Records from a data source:
○ ○ ○ ○

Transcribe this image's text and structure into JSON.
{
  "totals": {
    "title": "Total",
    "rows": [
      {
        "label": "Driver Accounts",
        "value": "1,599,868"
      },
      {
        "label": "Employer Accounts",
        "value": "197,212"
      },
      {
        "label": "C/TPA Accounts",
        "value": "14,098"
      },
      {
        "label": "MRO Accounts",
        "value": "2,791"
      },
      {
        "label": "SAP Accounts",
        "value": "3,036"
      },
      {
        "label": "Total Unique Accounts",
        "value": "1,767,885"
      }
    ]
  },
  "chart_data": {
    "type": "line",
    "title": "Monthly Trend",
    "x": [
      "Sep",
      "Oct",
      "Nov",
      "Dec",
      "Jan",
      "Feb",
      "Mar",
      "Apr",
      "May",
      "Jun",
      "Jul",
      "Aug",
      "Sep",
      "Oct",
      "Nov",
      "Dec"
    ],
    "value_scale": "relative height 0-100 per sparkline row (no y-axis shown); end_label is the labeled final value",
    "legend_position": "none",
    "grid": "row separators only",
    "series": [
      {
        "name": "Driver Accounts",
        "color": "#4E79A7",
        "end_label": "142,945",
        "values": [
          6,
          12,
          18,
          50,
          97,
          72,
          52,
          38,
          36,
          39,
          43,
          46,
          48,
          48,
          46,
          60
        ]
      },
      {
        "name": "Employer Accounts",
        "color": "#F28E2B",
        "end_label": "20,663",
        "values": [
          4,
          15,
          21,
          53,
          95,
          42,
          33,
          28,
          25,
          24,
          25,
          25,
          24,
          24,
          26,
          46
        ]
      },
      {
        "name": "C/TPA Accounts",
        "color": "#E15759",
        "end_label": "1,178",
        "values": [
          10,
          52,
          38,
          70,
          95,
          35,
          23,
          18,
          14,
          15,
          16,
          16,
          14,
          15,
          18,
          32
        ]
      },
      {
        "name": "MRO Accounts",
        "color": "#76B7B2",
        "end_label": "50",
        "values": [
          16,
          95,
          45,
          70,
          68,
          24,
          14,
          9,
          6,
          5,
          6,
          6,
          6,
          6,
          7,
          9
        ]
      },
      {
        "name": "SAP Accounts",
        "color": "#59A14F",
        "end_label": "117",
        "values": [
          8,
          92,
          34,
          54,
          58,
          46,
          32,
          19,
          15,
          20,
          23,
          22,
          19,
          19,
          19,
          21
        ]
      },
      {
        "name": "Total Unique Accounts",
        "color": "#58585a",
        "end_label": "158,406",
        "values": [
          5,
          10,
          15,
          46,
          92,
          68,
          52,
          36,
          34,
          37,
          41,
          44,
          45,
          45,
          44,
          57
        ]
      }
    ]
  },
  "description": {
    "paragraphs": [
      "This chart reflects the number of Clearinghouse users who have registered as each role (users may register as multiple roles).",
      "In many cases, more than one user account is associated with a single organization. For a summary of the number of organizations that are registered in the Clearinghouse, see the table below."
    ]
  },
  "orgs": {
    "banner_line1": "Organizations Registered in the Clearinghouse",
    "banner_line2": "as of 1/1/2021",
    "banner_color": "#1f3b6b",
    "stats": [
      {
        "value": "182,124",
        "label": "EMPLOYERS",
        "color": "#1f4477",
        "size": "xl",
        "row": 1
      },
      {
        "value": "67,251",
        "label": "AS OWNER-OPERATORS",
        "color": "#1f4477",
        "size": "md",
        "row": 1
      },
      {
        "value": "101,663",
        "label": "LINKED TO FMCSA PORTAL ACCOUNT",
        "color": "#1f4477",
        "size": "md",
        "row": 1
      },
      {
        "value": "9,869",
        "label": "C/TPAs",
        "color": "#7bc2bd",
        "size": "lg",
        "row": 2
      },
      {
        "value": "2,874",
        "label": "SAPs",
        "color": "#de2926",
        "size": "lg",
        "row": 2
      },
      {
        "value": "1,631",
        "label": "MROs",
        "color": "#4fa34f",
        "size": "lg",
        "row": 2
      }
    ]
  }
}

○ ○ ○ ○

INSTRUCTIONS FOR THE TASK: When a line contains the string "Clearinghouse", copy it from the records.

RESULT OF THE TASK:
      "This chart reflects the number of Clearinghouse users who have registered as each role (users may register as multiple roles).",
      "In many cases, more than one user account is associated with a single organization. For a summary of the number of organizations that are registered in the Clearinghouse, see the table below."
    "banner_line1": "Organizations Registered in the Clearinghouse",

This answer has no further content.